**What is needed**
Every record below should be repeated exactly, with the pictures left out.

**Material for the task**
-------------------------

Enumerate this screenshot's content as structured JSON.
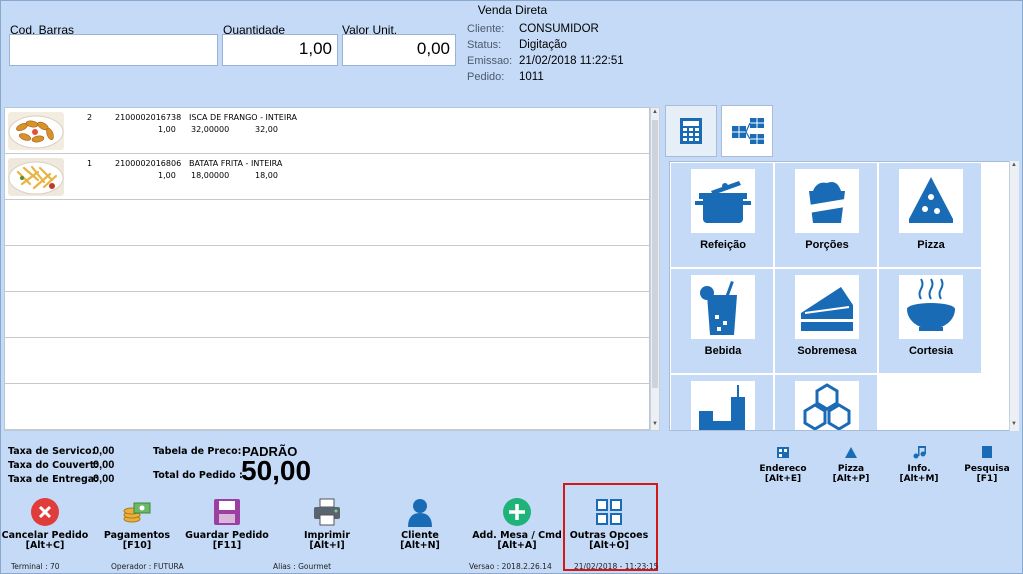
{
  "window": {
    "title": "Venda Direta"
  },
  "entry": {
    "barcode_label": "Cod. Barras",
    "barcode_value": "",
    "quantity_label": "Quantidade",
    "quantity_value": "1,00",
    "unit_price_label": "Valor Unit.",
    "unit_price_value": "0,00"
  },
  "order_info": {
    "cliente_label": "Cliente:",
    "cliente_value": "CONSUMIDOR",
    "status_label": "Status:",
    "status_value": "Digitação",
    "emissao_label": "Emissao:",
    "emissao_value": "21/02/2018 11:22:51",
    "pedido_label": "Pedido:",
    "pedido_value": "1011"
  },
  "items": [
    {
      "seq": "2",
      "code": "2100002016738",
      "description": "ISCA DE FRANGO - INTEIRA",
      "qty": "1,00",
      "unit_price": "32,00000",
      "total": "32,00",
      "thumb": "chicken-strips"
    },
    {
      "seq": "1",
      "code": "2100002016806",
      "description": "BATATA FRITA - INTEIRA",
      "qty": "1,00",
      "unit_price": "18,00000",
      "total": "18,00",
      "thumb": "french-fries"
    }
  ],
  "categories": [
    {
      "label": "Refeição",
      "icon": "pot-icon"
    },
    {
      "label": "Porções",
      "icon": "portion-box-icon"
    },
    {
      "label": "Pizza",
      "icon": "pizza-slice-icon"
    },
    {
      "label": "Bebida",
      "icon": "drink-glass-icon"
    },
    {
      "label": "Sobremesa",
      "icon": "cake-slice-icon"
    },
    {
      "label": "Cortesia",
      "icon": "soup-bowl-icon"
    },
    {
      "label": "",
      "icon": "combo-meal-icon"
    },
    {
      "label": "",
      "icon": "hexagons-icon"
    }
  ],
  "totals": {
    "taxa_servico_label": "Taxa de Servico:",
    "taxa_servico_value": "0,00",
    "taxa_couvert_label": "Taxa do Couvert:",
    "taxa_couvert_value": "0,00",
    "taxa_entrega_label": "Taxa de Entrega:",
    "taxa_entrega_value": "0,00",
    "tabela_label": "Tabela de Preco:",
    "tabela_value": "PADRÃO",
    "total_label": "Total do Pedido :",
    "total_value": "50,00"
  },
  "shortcuts": [
    {
      "label": "Endereco",
      "key": "[Alt+E]",
      "icon": "address-icon"
    },
    {
      "label": "Pizza",
      "key": "[Alt+P]",
      "icon": "triangle-icon"
    },
    {
      "label": "Info.",
      "key": "[Alt+M]",
      "icon": "music-note-icon"
    },
    {
      "label": "Pesquisa",
      "key": "[F1]",
      "icon": "square-icon"
    }
  ],
  "actions": [
    {
      "label": "Cancelar Pedido",
      "key": "[Alt+C]",
      "icon": "cancel-icon"
    },
    {
      "label": "Pagamentos",
      "key": "[F10]",
      "icon": "money-icon"
    },
    {
      "label": "Guardar Pedido",
      "key": "[F11]",
      "icon": "floppy-icon"
    },
    {
      "label": "Imprimir",
      "key": "[Alt+I]",
      "icon": "printer-icon"
    },
    {
      "label": "Cliente",
      "key": "[Alt+N]",
      "icon": "person-icon"
    },
    {
      "label": "Add. Mesa / Cmd",
      "key": "[Alt+A]",
      "icon": "plus-icon"
    },
    {
      "label": "Outras Opcoes",
      "key": "[Alt+O]",
      "icon": "grid-icon"
    }
  ],
  "status_bar": {
    "terminal": "Terminal :  70",
    "operador": "Operador :  FUTURA",
    "alias": "Alias :  Gourmet",
    "versao": "Versao :  2018.2.26.14",
    "datetime": "21/02/2018 - 11:23:15"
  },
  "colors": {
    "background": "#c4daf6",
    "icon_blue": "#1a6bb5",
    "highlight": "#d41818",
    "cancel_red": "#e03c3c",
    "add_green": "#1fb37a"
  }
}
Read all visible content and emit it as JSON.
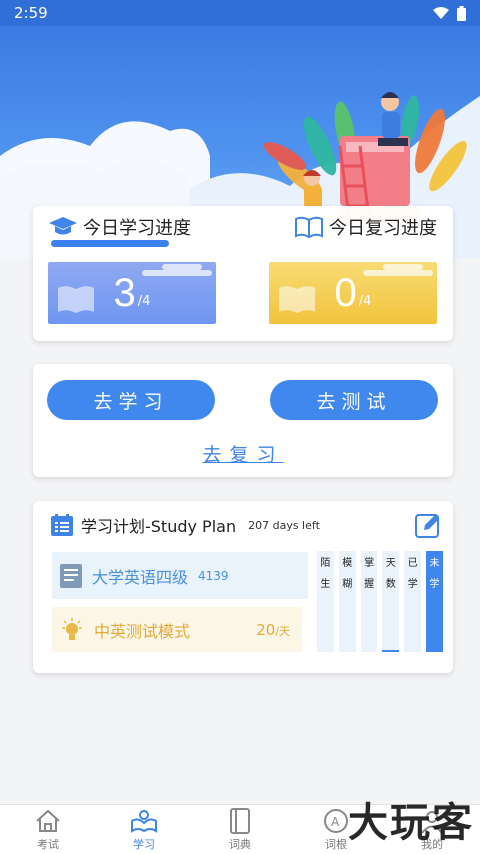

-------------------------

**Final answer**
Enumerate this screenshot's content as structured JSON.
{
  "window": {
    "title": "Venda Direta"
  },
  "entry": {
    "barcode_label": "Cod. Barras",
    "barcode_value": "",
    "quantity_label": "Quantidade",
    "quantity_value": "1,00",
    "unit_price_label": "Valor Unit.",
    "unit_price_value": "0,00"
  },
  "order_info": {
    "cliente_label": "Cliente:",
    "cliente_value": "CONSUMIDOR",
    "status_label": "Status:",
    "status_value": "Digitação",
    "emissao_label": "Emissao:",
    "emissao_value": "21/02/2018 11:22:51",
    "pedido_label": "Pedido:",
    "pedido_value": "1011"
  },
  "items": [
    {
      "seq": "2",
      "code": "2100002016738",
      "description": "ISCA DE FRANGO - INTEIRA",
      "qty": "1,00",
      "unit_price": "32,00000",
      "total": "32,00",
      "thumb": "chicken-strips"
    },
    {
      "seq": "1",
      "code": "2100002016806",
      "description": "BATATA FRITA - INTEIRA",
      "qty": "1,00",
      "unit_price": "18,00000",
      "total": "18,00",
      "thumb": "french-fries"
    }
  ],
  "categories": [
    {
      "label": "Refeição",
      "icon": "pot-icon"
    },
    {
      "label": "Porções",
      "icon": "portion-box-icon"
    },
    {
      "label": "Pizza",
      "icon": "pizza-slice-icon"
    },
    {
      "label": "Bebida",
      "icon": "drink-glass-icon"
    },
    {
      "label": "Sobremesa",
      "icon": "cake-slice-icon"
    },
    {
      "label": "Cortesia",
      "icon": "soup-bowl-icon"
    },
    {
      "label": "",
      "icon": "combo-meal-icon"
    },
    {
      "label": "",
      "icon": "hexagons-icon"
    }
  ],
  "totals": {
    "taxa_servico_label": "Taxa de Servico:",
    "taxa_servico_value": "0,00",
    "taxa_couvert_label": "Taxa do Couvert:",
    "taxa_couvert_value": "0,00",
    "taxa_entrega_label": "Taxa de Entrega:",
    "taxa_entrega_value": "0,00",
    "tabela_label": "Tabela de Preco:",
    "tabela_value": "PADRÃO",
    "total_label": "Total do Pedido :",
    "total_value": "50,00"
  },
  "shortcuts": [
    {
      "label": "Endereco",
      "key": "[Alt+E]",
      "icon": "address-icon"
    },
    {
      "label": "Pizza",
      "key": "[Alt+P]",
      "icon": "triangle-icon"
    },
    {
      "label": "Info.",
      "key": "[Alt+M]",
      "icon": "music-note-icon"
    },
    {
      "label": "Pesquisa",
      "key": "[F1]",
      "icon": "square-icon"
    }
  ],
  "actions": [
    {
      "label": "Cancelar Pedido",
      "key": "[Alt+C]",
      "icon": "cancel-icon"
    },
    {
      "label": "Pagamentos",
      "key": "[F10]",
      "icon": "money-icon"
    },
    {
      "label": "Guardar Pedido",
      "key": "[F11]",
      "icon": "floppy-icon"
    },
    {
      "label": "Imprimir",
      "key": "[Alt+I]",
      "icon": "printer-icon"
    },
    {
      "label": "Cliente",
      "key": "[Alt+N]",
      "icon": "person-icon"
    },
    {
      "label": "Add. Mesa / Cmd",
      "key": "[Alt+A]",
      "icon": "plus-icon"
    },
    {
      "label": "Outras Opcoes",
      "key": "[Alt+O]",
      "icon": "grid-icon"
    }
  ],
  "status_bar": {
    "terminal": "Terminal :  70",
    "operador": "Operador :  FUTURA",
    "alias": "Alias :  Gourmet",
    "versao": "Versao :  2018.2.26.14",
    "datetime": "21/02/2018 - 11:23:15"
  },
  "colors": {
    "background": "#c4daf6",
    "icon_blue": "#1a6bb5",
    "highlight": "#d41818",
    "cancel_red": "#e03c3c",
    "add_green": "#1fb37a"
  }
}
Read all visible content and emit it as JSON.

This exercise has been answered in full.